**Data records for software interfaces:**
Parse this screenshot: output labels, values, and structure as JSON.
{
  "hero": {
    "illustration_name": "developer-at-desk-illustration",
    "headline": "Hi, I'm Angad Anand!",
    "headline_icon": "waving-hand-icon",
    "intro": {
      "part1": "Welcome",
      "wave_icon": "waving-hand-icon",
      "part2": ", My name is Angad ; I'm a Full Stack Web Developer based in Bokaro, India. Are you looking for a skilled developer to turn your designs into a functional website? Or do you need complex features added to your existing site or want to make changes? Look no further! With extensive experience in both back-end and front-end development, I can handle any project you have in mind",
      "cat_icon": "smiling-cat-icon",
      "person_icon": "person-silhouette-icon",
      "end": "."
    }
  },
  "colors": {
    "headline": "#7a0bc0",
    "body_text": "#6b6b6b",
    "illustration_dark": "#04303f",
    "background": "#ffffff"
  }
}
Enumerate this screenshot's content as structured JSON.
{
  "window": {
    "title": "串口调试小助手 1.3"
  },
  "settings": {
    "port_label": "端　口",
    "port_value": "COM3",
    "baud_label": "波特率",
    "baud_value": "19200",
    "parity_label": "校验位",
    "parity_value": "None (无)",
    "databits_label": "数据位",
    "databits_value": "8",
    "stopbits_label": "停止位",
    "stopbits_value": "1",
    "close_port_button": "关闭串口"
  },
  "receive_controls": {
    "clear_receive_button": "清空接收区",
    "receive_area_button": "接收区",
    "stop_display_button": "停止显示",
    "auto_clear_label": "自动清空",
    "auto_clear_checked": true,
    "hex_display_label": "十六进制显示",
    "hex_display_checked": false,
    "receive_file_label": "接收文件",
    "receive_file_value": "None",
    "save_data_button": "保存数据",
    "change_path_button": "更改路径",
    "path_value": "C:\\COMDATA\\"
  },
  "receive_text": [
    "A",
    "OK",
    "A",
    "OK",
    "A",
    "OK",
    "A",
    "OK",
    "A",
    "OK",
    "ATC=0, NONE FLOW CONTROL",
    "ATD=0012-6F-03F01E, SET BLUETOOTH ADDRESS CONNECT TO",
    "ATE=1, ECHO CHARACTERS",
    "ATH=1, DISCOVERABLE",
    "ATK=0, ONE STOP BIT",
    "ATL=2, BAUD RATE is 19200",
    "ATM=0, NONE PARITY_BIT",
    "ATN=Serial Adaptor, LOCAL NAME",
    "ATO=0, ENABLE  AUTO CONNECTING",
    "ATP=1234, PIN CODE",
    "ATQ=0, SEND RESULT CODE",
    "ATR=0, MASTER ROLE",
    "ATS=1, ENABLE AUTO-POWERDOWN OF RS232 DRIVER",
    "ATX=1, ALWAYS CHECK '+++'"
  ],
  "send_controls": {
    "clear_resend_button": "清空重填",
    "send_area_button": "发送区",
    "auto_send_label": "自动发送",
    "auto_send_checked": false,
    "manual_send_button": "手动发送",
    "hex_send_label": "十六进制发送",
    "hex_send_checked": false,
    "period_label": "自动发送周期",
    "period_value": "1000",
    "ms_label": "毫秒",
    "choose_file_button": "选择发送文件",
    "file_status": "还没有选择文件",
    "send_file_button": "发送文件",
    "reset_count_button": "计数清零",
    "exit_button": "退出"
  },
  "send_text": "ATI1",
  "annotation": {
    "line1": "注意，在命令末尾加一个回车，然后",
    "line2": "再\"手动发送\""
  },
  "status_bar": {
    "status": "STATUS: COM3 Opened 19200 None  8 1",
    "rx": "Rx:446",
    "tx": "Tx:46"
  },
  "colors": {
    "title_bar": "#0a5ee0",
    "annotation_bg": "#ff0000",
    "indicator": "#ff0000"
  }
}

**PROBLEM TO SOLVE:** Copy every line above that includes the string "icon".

**EXPECTED ANSWER:**
    "headline_icon": "waving-hand-icon",
      "wave_icon": "waving-hand-icon",
      "cat_icon": "smiling-cat-icon",
      "person_icon": "person-silhouette-icon",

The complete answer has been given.